* The task *
Give back all of the data exactly. Leave nothing out.

•••

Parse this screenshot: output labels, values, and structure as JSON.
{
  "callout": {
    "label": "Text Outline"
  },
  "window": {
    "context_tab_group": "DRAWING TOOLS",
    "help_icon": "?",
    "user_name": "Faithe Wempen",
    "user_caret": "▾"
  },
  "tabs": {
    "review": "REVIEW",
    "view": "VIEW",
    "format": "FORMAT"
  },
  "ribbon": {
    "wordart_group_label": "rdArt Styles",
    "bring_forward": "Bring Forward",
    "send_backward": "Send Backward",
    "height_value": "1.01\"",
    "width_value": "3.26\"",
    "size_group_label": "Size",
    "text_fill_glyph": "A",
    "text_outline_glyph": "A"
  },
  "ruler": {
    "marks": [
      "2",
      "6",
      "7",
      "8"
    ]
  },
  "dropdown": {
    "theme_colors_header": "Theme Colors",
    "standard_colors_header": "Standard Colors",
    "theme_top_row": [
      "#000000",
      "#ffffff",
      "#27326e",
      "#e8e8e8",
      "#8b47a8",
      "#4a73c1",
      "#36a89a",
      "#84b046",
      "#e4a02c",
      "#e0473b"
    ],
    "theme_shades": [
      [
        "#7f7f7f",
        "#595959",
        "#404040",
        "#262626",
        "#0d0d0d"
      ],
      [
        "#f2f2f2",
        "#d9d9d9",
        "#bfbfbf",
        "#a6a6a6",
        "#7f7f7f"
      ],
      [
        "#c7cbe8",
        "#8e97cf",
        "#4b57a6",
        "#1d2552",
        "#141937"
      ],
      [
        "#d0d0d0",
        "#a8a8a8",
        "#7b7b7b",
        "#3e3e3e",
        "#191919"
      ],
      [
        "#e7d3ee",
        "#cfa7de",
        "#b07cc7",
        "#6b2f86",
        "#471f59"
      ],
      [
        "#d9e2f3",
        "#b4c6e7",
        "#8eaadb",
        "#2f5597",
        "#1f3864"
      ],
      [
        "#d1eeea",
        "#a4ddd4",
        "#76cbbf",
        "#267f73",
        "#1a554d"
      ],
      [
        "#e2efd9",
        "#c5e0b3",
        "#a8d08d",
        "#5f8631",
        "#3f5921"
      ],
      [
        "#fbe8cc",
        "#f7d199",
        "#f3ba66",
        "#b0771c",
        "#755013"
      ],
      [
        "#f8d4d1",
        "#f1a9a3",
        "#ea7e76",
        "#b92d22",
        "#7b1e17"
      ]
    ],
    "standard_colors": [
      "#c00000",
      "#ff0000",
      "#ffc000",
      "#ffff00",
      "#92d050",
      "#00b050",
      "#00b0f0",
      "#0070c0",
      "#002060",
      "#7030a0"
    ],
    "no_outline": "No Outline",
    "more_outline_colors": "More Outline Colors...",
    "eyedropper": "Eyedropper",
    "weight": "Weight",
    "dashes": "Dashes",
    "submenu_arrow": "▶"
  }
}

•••

* Result for this task *
Parse this screenshot: output labels, values, and structure as JSON.
{
  "callout": {
    "label": "Text Outline"
  },
  "window": {
    "context_tab_group": "DRAWING TOOLS",
    "help_icon": "?",
    "user_name": "Faithe Wempen",
    "user_caret": "▾"
  },
  "tabs": {
    "review": "REVIEW",
    "view": "VIEW",
    "format": "FORMAT"
  },
  "ribbon": {
    "wordart_group_label": "rdArt Styles",
    "bring_forward": "Bring Forward",
    "send_backward": "Send Backward",
    "height_value": "1.01\"",
    "width_value": "3.26\"",
    "size_group_label": "Size",
    "text_fill_glyph": "A",
    "text_outline_glyph": "A"
  },
  "ruler": {
    "marks": [
      "2",
      "6",
      "7",
      "8"
    ]
  },
  "dropdown": {
    "theme_colors_header": "Theme Colors",
    "standard_colors_header": "Standard Colors",
    "theme_top_row": [
      "#000000",
      "#ffffff",
      "#27326e",
      "#e8e8e8",
      "#8b47a8",
      "#4a73c1",
      "#36a89a",
      "#84b046",
      "#e4a02c",
      "#e0473b"
    ],
    "theme_shades": [
      [
        "#7f7f7f",
        "#595959",
        "#404040",
        "#262626",
        "#0d0d0d"
      ],
      [
        "#f2f2f2",
        "#d9d9d9",
        "#bfbfbf",
        "#a6a6a6",
        "#7f7f7f"
      ],
      [
        "#c7cbe8",
        "#8e97cf",
        "#4b57a6",
        "#1d2552",
        "#141937"
      ],
      [
        "#d0d0d0",
        "#a8a8a8",
        "#7b7b7b",
        "#3e3e3e",
        "#191919"
      ],
      [
        "#e7d3ee",
        "#cfa7de",
        "#b07cc7",
        "#6b2f86",
        "#471f59"
      ],
      [
        "#d9e2f3",
        "#b4c6e7",
        "#8eaadb",
        "#2f5597",
        "#1f3864"
      ],
      [
        "#d1eeea",
        "#a4ddd4",
        "#76cbbf",
        "#267f73",
        "#1a554d"
      ],
      [
        "#e2efd9",
        "#c5e0b3",
        "#a8d08d",
        "#5f8631",
        "#3f5921"
      ],
      [
        "#fbe8cc",
        "#f7d199",
        "#f3ba66",
        "#b0771c",
        "#755013"
      ],
      [
        "#f8d4d1",
        "#f1a9a3",
        "#ea7e76",
        "#b92d22",
        "#7b1e17"
      ]
    ],
    "standard_colors": [
      "#c00000",
      "#ff0000",
      "#ffc000",
      "#ffff00",
      "#92d050",
      "#00b050",
      "#00b0f0",
      "#0070c0",
      "#002060",
      "#7030a0"
    ],
    "no_outline": "No Outline",
    "more_outline_colors": "More Outline Colors...",
    "eyedropper": "Eyedropper",
    "weight": "Weight",
    "dashes": "Dashes",
    "submenu_arrow": "▶"
  }
}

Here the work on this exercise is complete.